**ACTIVITY**
What lines in the entries below contain the word "sender"? Copy all of them.
----------------
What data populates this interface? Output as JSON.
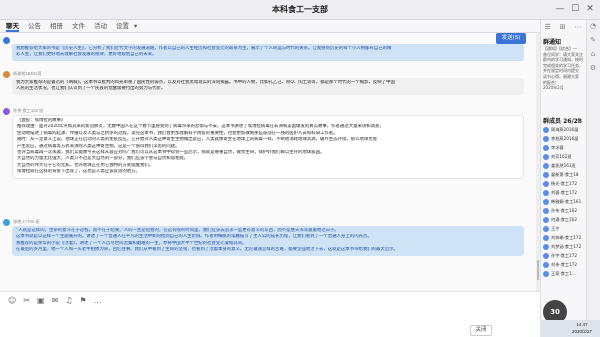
{
  "window": {
    "title": "本科食工一支部",
    "minimize": "—",
    "maximize": "☐",
    "close": "✕"
  },
  "tabs": [
    {
      "label": "聊天"
    },
    {
      "label": "公告"
    },
    {
      "label": "相册"
    },
    {
      "label": "文件"
    },
    {
      "label": "活动"
    },
    {
      "label": "设置"
    },
    {
      "label": "▾"
    }
  ],
  "messages": [
    {
      "sender": "",
      "style": "blue",
      "lines": [
        "我想推荐给大家的书是《历史人生》，它分析了我们近代文学的发展道路，作者以自己的人生经历和社会变迁的联系为主，展示了个人命运与时代的关系。让我感到历史的每个小人物都有自己的精",
        "彩人生，让我们更好地去理解社会发展的规律，更好地规划自己的未来。"
      ]
    },
    {
      "sender": "杨俊柏18401班",
      "style": "gray",
      "lines": [
        "我为大家推荐的是鲁迅的《呐喊》。这本书以批判的目光审视了国民性的弱点，以及对社会黑暗现实的深刻揭露。书中的人物，比如孔乙己、阿Q、闰土等等，都是那个时代的一个缩影，反映了中国",
        "人民的生活状况，也让我们认识到了一个民族的觉醒需要付出的努力与代价。"
      ]
    },
    {
      "sender": "孙伟 食工162 班",
      "style": "white",
      "lines": [
        "《血疫：埃博拉的故事》",
        "推荐理由：面对2020年突如其来的新冠肺炎，无数中国人在这个春节里感受到了病毒带来的恐惧与不安。这本书讲述了埃博拉病毒在非洲和美国爆发的真实故事，作者通过大量采访和调查，",
        "生动地描述了病毒的起源、传播以及人类与之抗争的过程。读完这本书，我们会更加理解科学防疫的重要性，也会更加敬佩那些奋战在一线的医护人员和科研工作者。",
        "随时：从一定意义上说，地球正在启动对人类的免疫反应。它开始对人类这种寄生生物做出反应，人类就像寄生在地球上的病毒一样，不断地消耗地球资源，破坏生态环境，那么地球也会",
        "产生反应，通过病毒等方式来清除人类这种寄生物。这是一个值得我们深思的问题。",
        "也许当病毒再一次来袭，我们又能像今天这样从容应对吗？我们可以从这本书中得到一些启示，那就是尊重自然，敬畏生命，保护好我们赖以生存的地球家园。",
        "大自然的力量无比强大，人类只不过是大自然的一部分，我们应该学会与自然和谐相处。",
        "大自然的伟大在于它的无私，也许地球正在用它独特的方式提醒我们。",
        "埃博拉就在这样的背景下出现了，这也是人类应该反思的地方。"
      ]
    },
    {
      "sender": "张晓 17702 班",
      "style": "blue",
      "lines": [
        "“人就是这样的，生命的意义在于过程，而不在于结果。”人的一生是短暂的，在这有限的时间里，我们应该去追求一些更有意义的东西，而不是整天浑浑噩噩地过日子。",
        "这本书就是以这样一个主题展开的，讲述了一个普通人在平凡的生活中如何找到自己的人生价值。作者用细腻的笔触描写了主人公的成长历程，让我们看到了一个普通人身上的闪光点。",
        "我推荐的是余华的小说《活着》，讲述了一个人历尽世间沧桑和磨难的一生，亦将中国大半个世纪的社会变迁凝缩其间。",
        "在最后的岁月里，他一个人和一头老牛相依为命，回忆往事。我们从中看到了生命的坚韧，也看到了活着本身的意义。无论遭遇怎样的苦难，都要坚强地活下去，这就是这本书带给我们的最大启示。"
      ]
    }
  ],
  "input": {
    "tools": [
      "☺",
      "✂",
      "▣",
      "✉",
      "♫",
      "⚑",
      "…"
    ],
    "close_label": "关闭",
    "send_label": "发送(S)",
    "send_arrow": "▾"
  },
  "sidebar": {
    "icons": [
      "☰",
      "⊞",
      "⋯"
    ],
    "notice_title": "群通知",
    "notice_lines": [
      "【通知】【综合】一",
      "各位同学：请大家关注",
      "群内的学习通知，按时",
      "完成相关的学习任务，",
      "并在规定时间内提交",
      "读书心得。谢谢大家",
      "的配合！",
      "",
      "2020年2月"
    ],
    "member_title": "群成员 26/28",
    "search_icon": "⌕",
    "members": [
      "周海燕2016届",
      "李旭燕2016届",
      "李冰蓉",
      "刘芳162班",
      "姜凯然161班",
      "翟新第·食工18",
      "杨光·食工172",
      "刘蓉·食工172",
      "韩雅娟·食工161",
      "孙伟·食工162",
      "何通·食工162",
      "王宁",
      "刘梓瑜·食工172",
      "刘梦涵·食工172",
      "孙宇·食工172",
      "刘伟·食工172",
      "王家·食工1..."
    ]
  },
  "rightbar": {
    "icons": [
      "◔",
      "✎",
      "⌂",
      "⚙"
    ]
  },
  "overlay": {
    "zoom": "30"
  },
  "clock": {
    "time": "14:47",
    "date": "2020/2/27"
  }
}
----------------
**FINISHED EXERCISE**
      "sender": "",
      "sender": "杨俊柏18401班",
      "sender": "孙伟 食工162 班",
      "sender": "张晓 17702 班",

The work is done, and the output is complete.